McGill aims to achieve a Platinum sustainability rating under the Sustainability Tracking, Assessment & Rating System (STARS®), developed by the Association for the Advancement of Sustainability in Higher Education (AASHE).
STARS ® is a transparent, self-reporting framework that is widely used by over 1,000 colleges and universities. It is built around four categories: Academics, Engagement, Operations, and Planning & Administration, with bonus points available in the area of Innovation & Leadership.
There are five levels of recognition for STARS®:
- Bronze: minimum score of 25
- Silver: minimum score of 45
- Gold: minimum score of 65
- Platinum: minimum score of 85
McGill received its first STARS® rating in 2012, achieving Silver. Since this inaugural assessment, McGill has made significant progress which was reflected in the University’s move to a Gold rating in 2016, which was renewed in 2020.
The Platinum rating is the highest achievement. As of June 2022, only two universities in Canada had reached the Platinum level. The vast scope of data needed for the STARS® report and the rigorous demands required for obtaining a Platinum sustainability rating means that McGill must commit to embedding sustainability in all areas and at every level.
Learn more about the Sustainability Tracking, Assessment & Rating System (STARS®)
Progress towards Platinum
Get Involved in achieving a Platinum Sustainability Rating
- Take a sustainability workshop and training through OD or SKILLS21
- Embed sustainability into your degree with sustainability-related courses and programs
- Engage with the broader Montreal community through community service and volunteering
- Enjoy plant-based and third-party, sustainably certified food options at McGill’s dining halls
- Learn how to properly sort your waste on campus
- Join the Sustainability Ambassador Program
Frequently Asked Questions
Why does McGill use the Sustainability Tracking, Assessment & Rating System (STARS®)? What are the advantages of this rating system?
The STARS® program is not just about checking boxes to obtain points. It was designed to evolve over time to reflect the latest challenges in campus sustainability. The revision process takes place every three to five years and involves members of the campus sustainability community.
Over 1,000 universities across North America and beyond have registered in the STARS® program, making it easier to develop and share best practices among institutions. STARS® can also be used to inform university policy and procedures, creating lasting, sustainable change over time.

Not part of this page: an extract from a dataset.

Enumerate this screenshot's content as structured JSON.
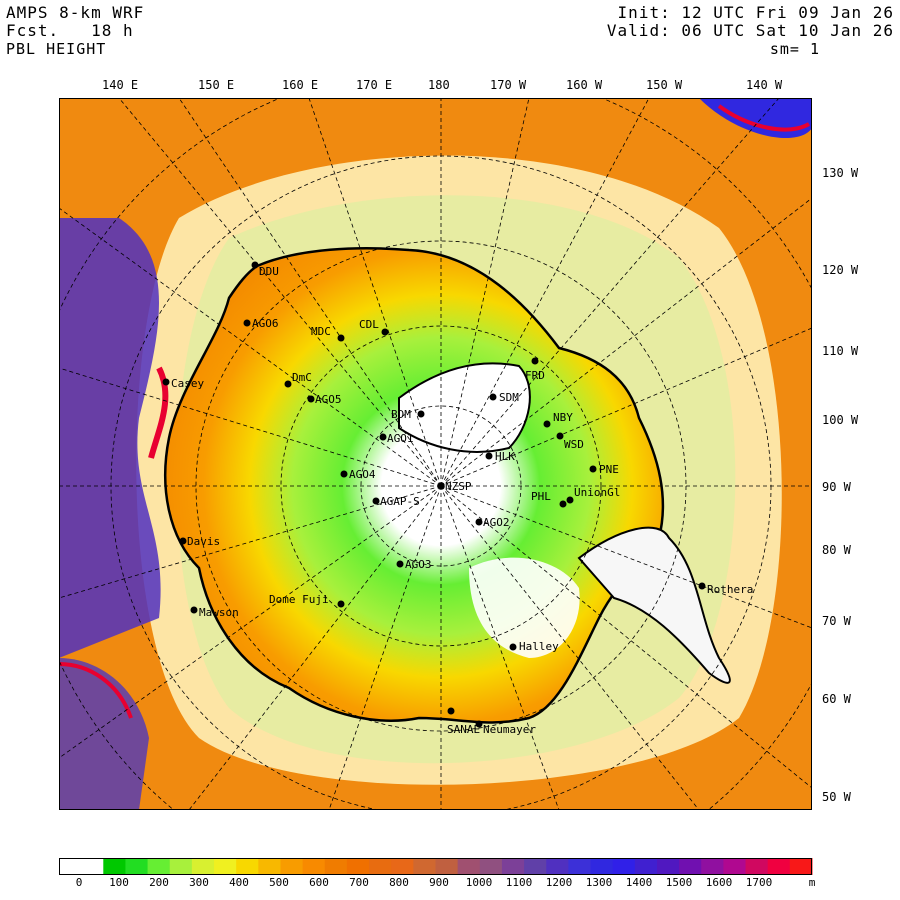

What does achieving Platinum mean?
Achieving Platinum means obtaining 85 percent of available points in the STARS® framework. To do so, the University must prioritize sustainability in its academic, operational, and governance units, as well as effectively engage students, staff, and faculty in sustainability initiatives across the campuses.
How does STARS® change over time?
The STARS® framework continues to evolve over time to recognize the different contexts in which institutions operate, while maintaining a level of standardization so that universities’ sustainability efforts can be meaningfully compared. As institutions improve and score higher ratings, the framework is also modified according to best practices so that institutions can continue to grow their efforts to meet new sustainability challenges.
Since 2010, there have been five versions. The latest iteration, STARS® 3.0, is currently in development.
What challenges does McGill face in achieving Platinum?
The constant evolution of the STARS® program is essential and challenging. Cultures at large institutions tend to evolve slowly, and sustainability policies and processes can take a long time to implement. By contrast, AASHE updates STARS® approximately every three years. As such, McGill needs to move quickly and to strive continually to implement best practices that will impact its score.
Other challenges include the silo effect in universities, which makes cross-unit collaborations very difficult, and the coordination of communications with over 35 data-providing units. The existing sustainability community at McGill is strong and can handle these challenges as more and more people get involved in sustainability initiatives across its campuses.